After getting on more solid ground, we spent quite a bit of time driving through swamplands in eastern North Carolina. The scenery was interesting, and so were the roadside signs — one warned us not to feed bears, another asked us to be on the lookout for red wolves, and a third informed us that we were in the Alligator River area. All of the signs made me hope that we’d at least see a bear off in the distance somewhere, but no such luck. We eventually got back into farmlands and another “No OLF” zone, and then slowly into more hilly land. We thought we’d never get out of North Carolina — it seems to go on forever.
We had no luck finding a lunch spot, despite scenic detours on business route 64 through several small towns whose occupants apparently never eat out. Eventually we came across a large produce stand next to a gas station, and it was there that I befriended Don Lewis. He gave us a tour of his wares (we were his only customers at the time). We discussed his pleasant-smelling candles, and, most importantly, he gave us free samples of boiled peanuts. Unbeknownst to either of us, boiled peanuts are a southern staple, and for good reason. They’re surprisingly delicious, considering the fact that they’re warm, soft, wet peanuts. We bought some, along with a couple bananas and some local blueberries. Great car snacks. You know, except for the wet, messy peanuts, which were a real problem in light of our failure to bring along any sort of napkin or napkin-substitute. Hindsight’s 20/20, right? But seriously, if anyone knows where I can get good boiled peanuts near Philly, please let me know.

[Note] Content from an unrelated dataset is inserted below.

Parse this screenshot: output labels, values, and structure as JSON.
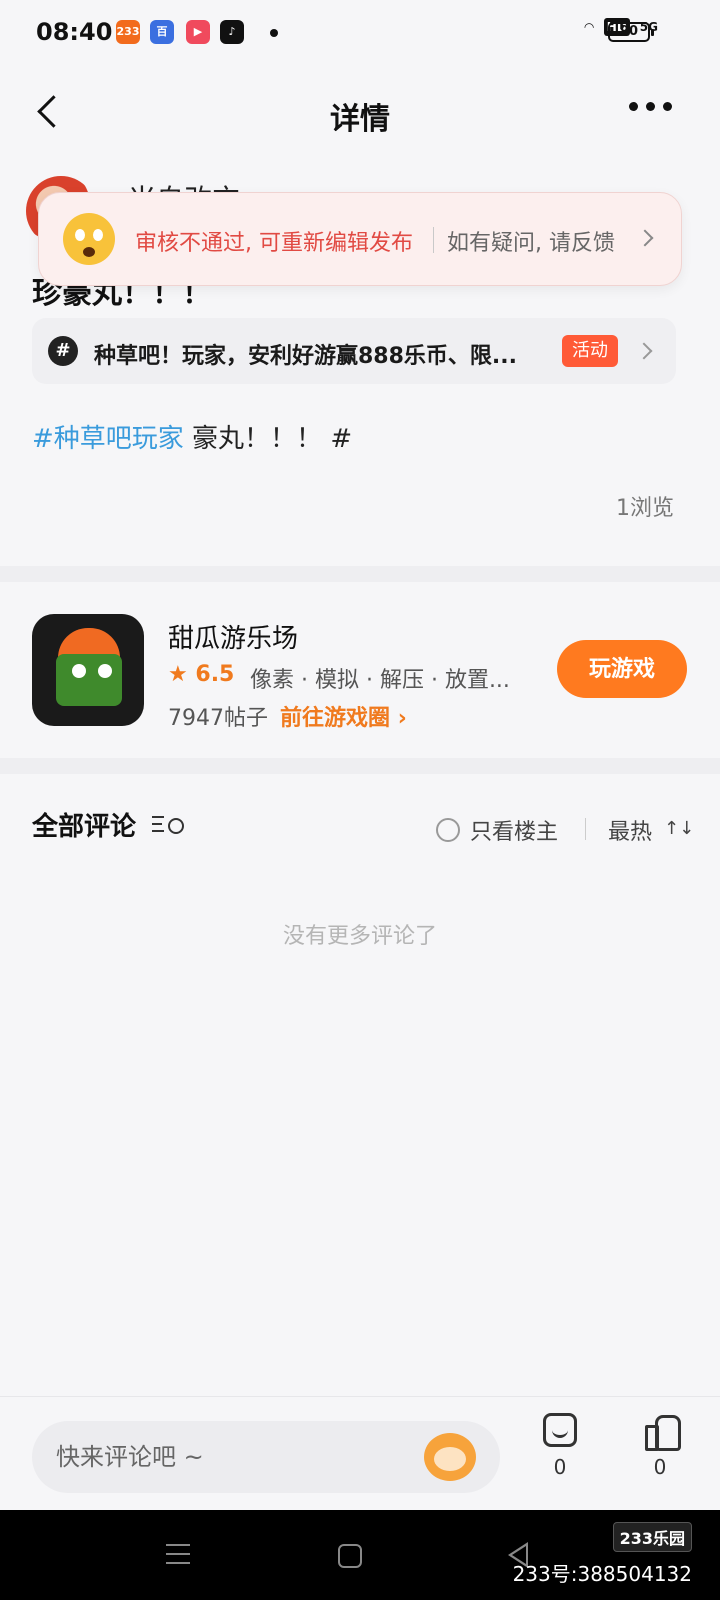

I kept driving after that stop, and we decided to try to make it to Chapel Hill for an early dinner to make up for our snack-style lunch. We arrived at the UNC campus a little after 5 pm. We ended up eating at a great restaurant called Elaine’s on Franklin, where Kurt sampled Bison and I had the best creamed corn of my life. Just before our meals came, I got a call from my best friend Ashleigh’s husband telling me that Ashleigh had gone into labor the night before and their second son, Liam Brady, was born early this morning. So in the event that Ashleigh and/or Billy are reading this, congratulations again, guys!
After dinner, Kurt had the crazy-slash-brilliant idea that we should keep driving until we got too tired to go on. We knew we were headed to Memphis, and we thought that if we got there early enough on Friday, we could visit the MINI dealership there to have the car looked at — there’s a sporadic idling problem that has been bothering Kurt. So on we went. Kurt filled up on caffeine and took the wheel. After catching up on some blog posts, I tried to sleep. Kurt woke me near the Tennessee border so that I could snap a picture of the Welcome sign. It was just us and the trucks on the road, and the Smoky Mountains at midnight were pitch black. We crossed the border a few minutes after midnight, and then I resumed sleeping and Kurt cracked open an Energy flavored Vitamin Water.
To Be Continued…